There was no joy in Utah on Friday as ATK got shut out of NASA’s commercial crew awards. Awards went instead to Boeing, Sierra Nevada Corporation and SpaceX.
The company released the following statement:
ATK and the Liberty Team are disappointed that we were not selected by NASA for a Commercial Crew Integrated Capability Space Act Agreement. We continue to believe Liberty provides the safest, most cost-effective crew and cargo transportation systems, as well as the fastest path to recover America’s human launch capability and engage the workforce and facilities at Kennedy Space Center, Johnson Space Flight Center and others. We look forward to a debriefing from NASA.
Meanwhile, Utah Republican Rep. Rob Bishop condemned the decision, attacked the Obama Administration for its poor space leadership, and promised an investigation in a written statement.
“I will be joining with [Utah] Senator [Orrin] Hatch, Senator [Mike] Lee as well as the rest of the delegation to further investigate every detail of how NASA arrived at today’s disappointing decision.”
“I want to make sure that there were no political institutions or political considerations that took place in this, that the winning companies did not come from swing states, nor companies that have had prior relationships with this particular administration,” Bishop told KSL-TV in an interview.
Read Bishop’s written statement below.
Rep. Rob Bishop Disappointed by Latest NASA Contract Decision
“I am disappointed and disheartened by the news that NASA has excluded ATK from the companies that were awarded the contract for the Commercial Crew Integrated Capability (CCiCap) initiative. ATK is a proven leader and their track record is beyond exemplary. It was my understanding that ATK’s Liberty proposal ranked very high in technical merit, and was the lowest-risk option.
“I support NASA’s efforts to engage private industry as part of our efforts to develop the next generation of innovate cutting edge space travel and missile defense capabilities.
“America was once recognized globally as the preeminent leader in exploration of the cosmos and it is my hope that one day we can regain that title. Recently, NASA Administration Charlie Bolden said that, ‘I have no desire to do a Mars landing on our own,’ and that ‘The U.S. cannot always be the leader, but we can be the inspiration leader through international cooperation in space exploration.’ Based on these comments I remain concerned that space leadership remains a low priority for this Administration. This is just another example of how this administration has been a total disappointment.

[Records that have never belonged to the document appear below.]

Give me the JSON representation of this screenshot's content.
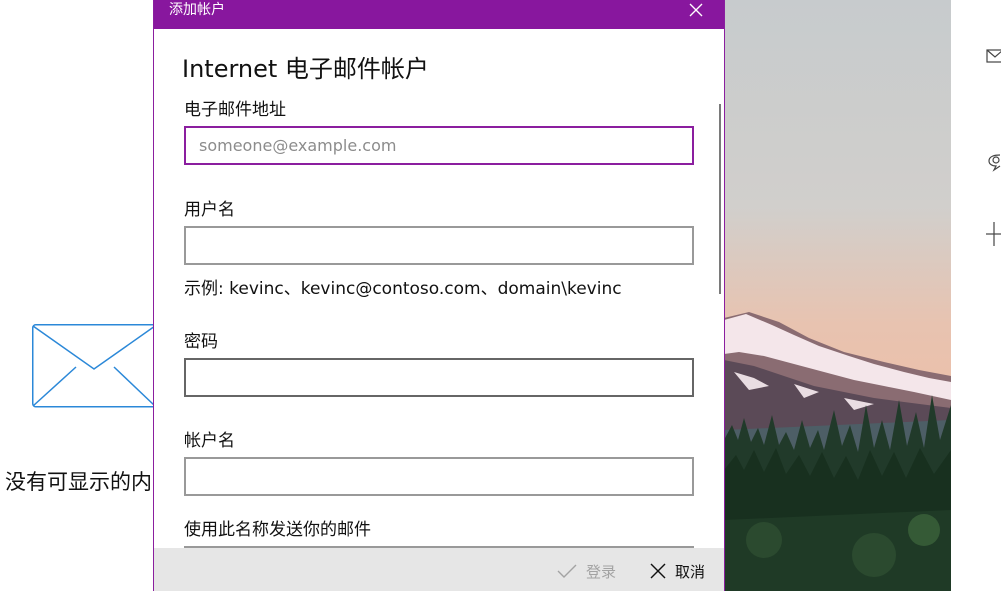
{
  "background": {
    "empty_text": "没有可显示的内"
  },
  "dialog": {
    "title": "添加帐户",
    "heading": "Internet 电子邮件帐户",
    "email": {
      "label": "电子邮件地址",
      "placeholder": "someone@example.com",
      "value": ""
    },
    "username": {
      "label": "用户名",
      "value": "",
      "hint": "示例: kevinc、kevinc@contoso.com、domain\\kevinc"
    },
    "password": {
      "label": "密码",
      "value": ""
    },
    "account_name": {
      "label": "帐户名",
      "value": ""
    },
    "send_name": {
      "label": "使用此名称发送你的邮件"
    },
    "footer": {
      "login_label": "登录",
      "cancel_label": "取消"
    }
  },
  "colors": {
    "accent": "#88179e",
    "footer_bg": "#e6e6e6",
    "disabled_text": "#a3a3a3"
  },
  "icons": [
    "envelope-icon",
    "close-icon",
    "checkmark-icon",
    "mail-icon",
    "chat-icon",
    "plus-icon"
  ]
}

“I will be joining with Senator Hatch, Senator Lee as well as the rest of the delegation to further investigate every detail of how NASA arrived at today’s disappointing decision.”